**PROBLEM TO WORK ON:** Where a line of the records contains the word "JSON", show that line.

Web page and app entries
Start of Block
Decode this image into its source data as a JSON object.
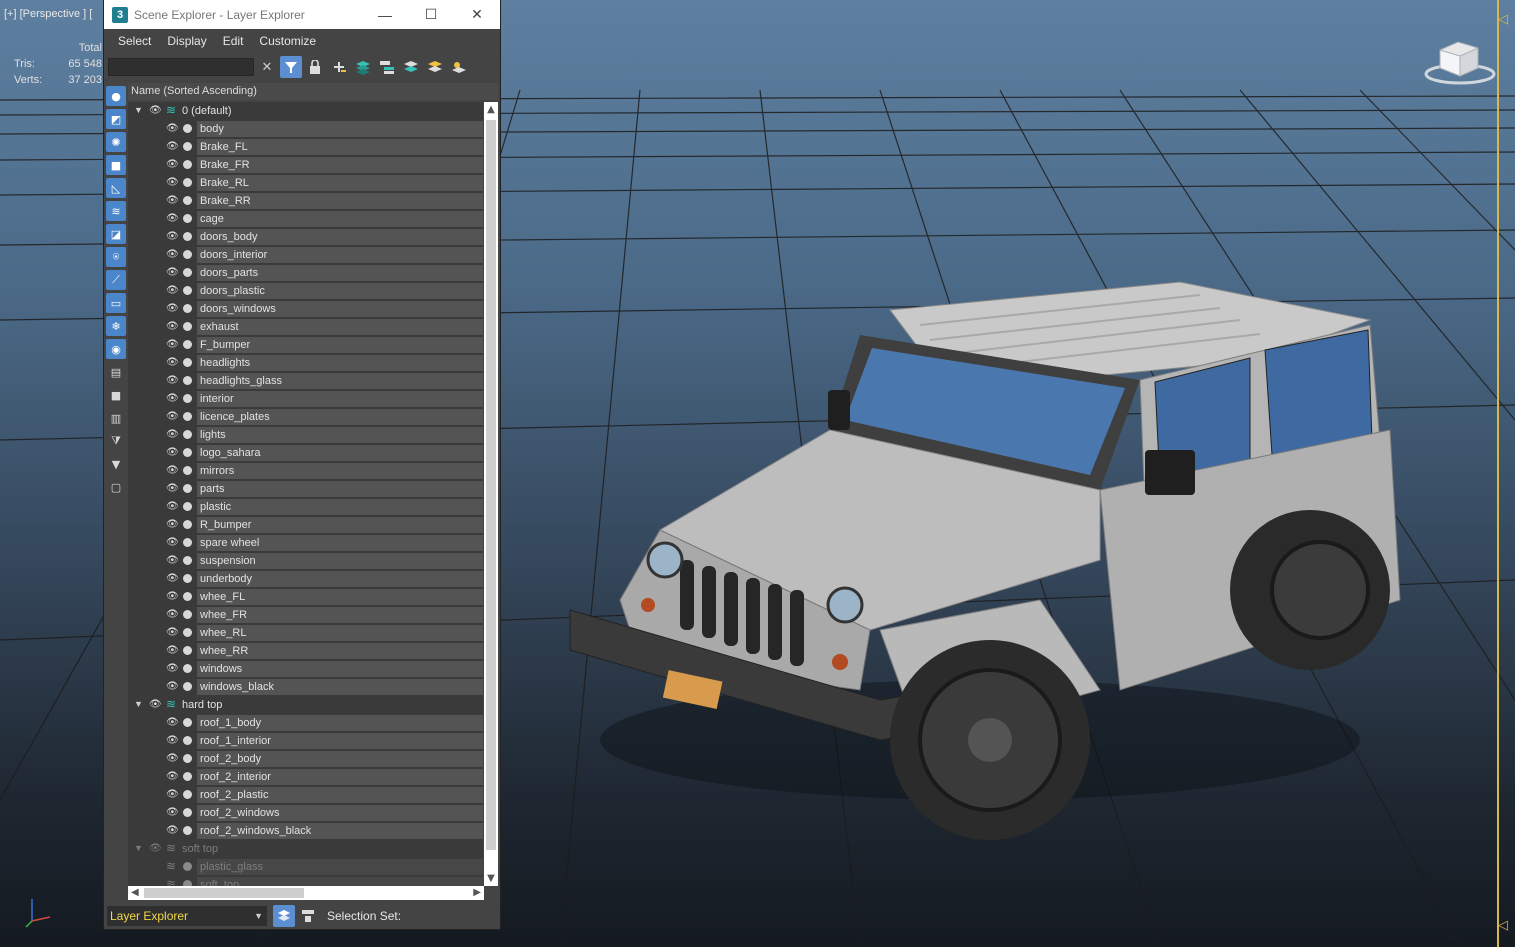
{
  "viewport": {
    "label": "[+] [Perspective ] [",
    "stats": {
      "header": "Total",
      "rows": [
        {
          "key": "Tris:",
          "value": "65 548"
        },
        {
          "key": "Verts:",
          "value": "37 203"
        }
      ]
    },
    "accent_color": "#d7b84b"
  },
  "window": {
    "app_icon": "3",
    "title": "Scene Explorer - Layer Explorer",
    "buttons": {
      "minimize": "—",
      "maximize": "☐",
      "close": "✕"
    }
  },
  "menu": [
    "Select",
    "Display",
    "Edit",
    "Customize"
  ],
  "search": {
    "value": "",
    "clear": "✕"
  },
  "tree": {
    "header": "Name (Sorted Ascending)",
    "rows": [
      {
        "type": "layer",
        "label": "0 (default)",
        "dim": false
      },
      {
        "type": "object",
        "label": "body",
        "dim": false
      },
      {
        "type": "object",
        "label": "Brake_FL",
        "dim": false
      },
      {
        "type": "object",
        "label": "Brake_FR",
        "dim": false
      },
      {
        "type": "object",
        "label": "Brake_RL",
        "dim": false
      },
      {
        "type": "object",
        "label": "Brake_RR",
        "dim": false
      },
      {
        "type": "object",
        "label": "cage",
        "dim": false
      },
      {
        "type": "object",
        "label": "doors_body",
        "dim": false
      },
      {
        "type": "object",
        "label": "doors_interior",
        "dim": false
      },
      {
        "type": "object",
        "label": "doors_parts",
        "dim": false
      },
      {
        "type": "object",
        "label": "doors_plastic",
        "dim": false
      },
      {
        "type": "object",
        "label": "doors_windows",
        "dim": false
      },
      {
        "type": "object",
        "label": "exhaust",
        "dim": false
      },
      {
        "type": "object",
        "label": "F_bumper",
        "dim": false
      },
      {
        "type": "object",
        "label": "headlights",
        "dim": false
      },
      {
        "type": "object",
        "label": "headlights_glass",
        "dim": false
      },
      {
        "type": "object",
        "label": "interior",
        "dim": false
      },
      {
        "type": "object",
        "label": "licence_plates",
        "dim": false
      },
      {
        "type": "object",
        "label": "lights",
        "dim": false
      },
      {
        "type": "object",
        "label": "logo_sahara",
        "dim": false
      },
      {
        "type": "object",
        "label": "mirrors",
        "dim": false
      },
      {
        "type": "object",
        "label": "parts",
        "dim": false
      },
      {
        "type": "object",
        "label": "plastic",
        "dim": false
      },
      {
        "type": "object",
        "label": "R_bumper",
        "dim": false
      },
      {
        "type": "object",
        "label": "spare wheel",
        "dim": false
      },
      {
        "type": "object",
        "label": "suspension",
        "dim": false
      },
      {
        "type": "object",
        "label": "underbody",
        "dim": false
      },
      {
        "type": "object",
        "label": "whee_FL",
        "dim": false
      },
      {
        "type": "object",
        "label": "whee_FR",
        "dim": false
      },
      {
        "type": "object",
        "label": "whee_RL",
        "dim": false
      },
      {
        "type": "object",
        "label": "whee_RR",
        "dim": false
      },
      {
        "type": "object",
        "label": "windows",
        "dim": false
      },
      {
        "type": "object",
        "label": "windows_black",
        "dim": false
      },
      {
        "type": "layer",
        "label": "hard top",
        "dim": false
      },
      {
        "type": "object",
        "label": "roof_1_body",
        "dim": false
      },
      {
        "type": "object",
        "label": "roof_1_interior",
        "dim": false
      },
      {
        "type": "object",
        "label": "roof_2_body",
        "dim": false
      },
      {
        "type": "object",
        "label": "roof_2_interior",
        "dim": false
      },
      {
        "type": "object",
        "label": "roof_2_plastic",
        "dim": false
      },
      {
        "type": "object",
        "label": "roof_2_windows",
        "dim": false
      },
      {
        "type": "object",
        "label": "roof_2_windows_black",
        "dim": false
      },
      {
        "type": "layer",
        "label": "soft top",
        "dim": true
      },
      {
        "type": "object",
        "label": "plastic_glass",
        "dim": true
      },
      {
        "type": "object",
        "label": "soft_top",
        "dim": true
      }
    ]
  },
  "bottom": {
    "explorer_select": "Layer Explorer",
    "selection_set_label": "Selection Set:"
  },
  "colors": {
    "active_blue": "#5b8fd1",
    "layer_teal": "#37c2b6",
    "select_yellow": "#f0d84a"
  }
}
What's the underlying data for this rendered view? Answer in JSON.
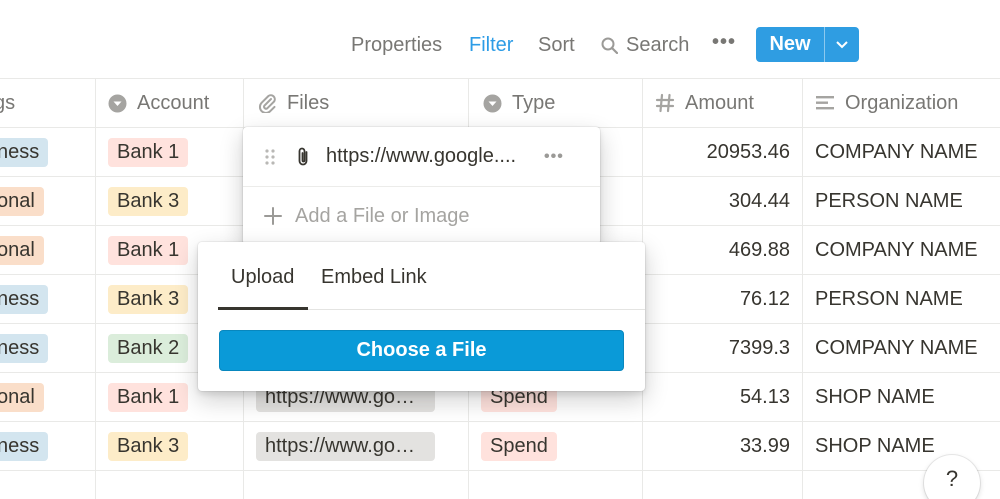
{
  "toolbar": {
    "properties": "Properties",
    "filter": "Filter",
    "sort": "Sort",
    "search": "Search",
    "more": "•••",
    "new": "New"
  },
  "columns": {
    "tags": "gs",
    "account": "Account",
    "files": "Files",
    "type": "Type",
    "amount": "Amount",
    "organization": "Organization"
  },
  "rows": [
    {
      "tag": "ness",
      "account": "Bank 1",
      "file": "",
      "type": "",
      "amount": "20953.46",
      "organization": "COMPANY NAME"
    },
    {
      "tag": "onal",
      "account": "Bank 3",
      "file": "",
      "type": "",
      "amount": "304.44",
      "organization": "PERSON NAME"
    },
    {
      "tag": "onal",
      "account": "Bank 1",
      "file": "",
      "type": "",
      "amount": "469.88",
      "organization": "COMPANY NAME"
    },
    {
      "tag": "ness",
      "account": "Bank 3",
      "file": "",
      "type": "",
      "amount": "76.12",
      "organization": "PERSON NAME"
    },
    {
      "tag": "ness",
      "account": "Bank 2",
      "file": "",
      "type": "",
      "amount": "7399.3",
      "organization": "COMPANY NAME"
    },
    {
      "tag": "onal",
      "account": "Bank 1",
      "file": "https://www.go…",
      "type": "Spend",
      "amount": "54.13",
      "organization": "SHOP NAME"
    },
    {
      "tag": "ness",
      "account": "Bank 3",
      "file": "https://www.go…",
      "type": "Spend",
      "amount": "33.99",
      "organization": "SHOP NAME"
    }
  ],
  "colors": {
    "accent": "#2f9de2",
    "tag_business": "#d3e5ef",
    "tag_personal": "#fadec9",
    "bank1": "#ffe2dd",
    "bank2": "#dbeddb",
    "bank3": "#fdecc8",
    "spend": "#ffe2dd",
    "file_pill": "#e3e2e0",
    "choose_button": "#0a9ad8"
  },
  "files_popover": {
    "url": "https://www.google....",
    "more": "•••",
    "add_label": "Add a File or Image"
  },
  "upload_popover": {
    "tab_upload": "Upload",
    "tab_embed": "Embed Link",
    "choose_button": "Choose a File"
  },
  "help": "?"
}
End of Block
**EXERCISE RESPONSE:**
Decode this image into its source data as a JSON object.
What's the underlying data for this rendered view? Answer in JSON.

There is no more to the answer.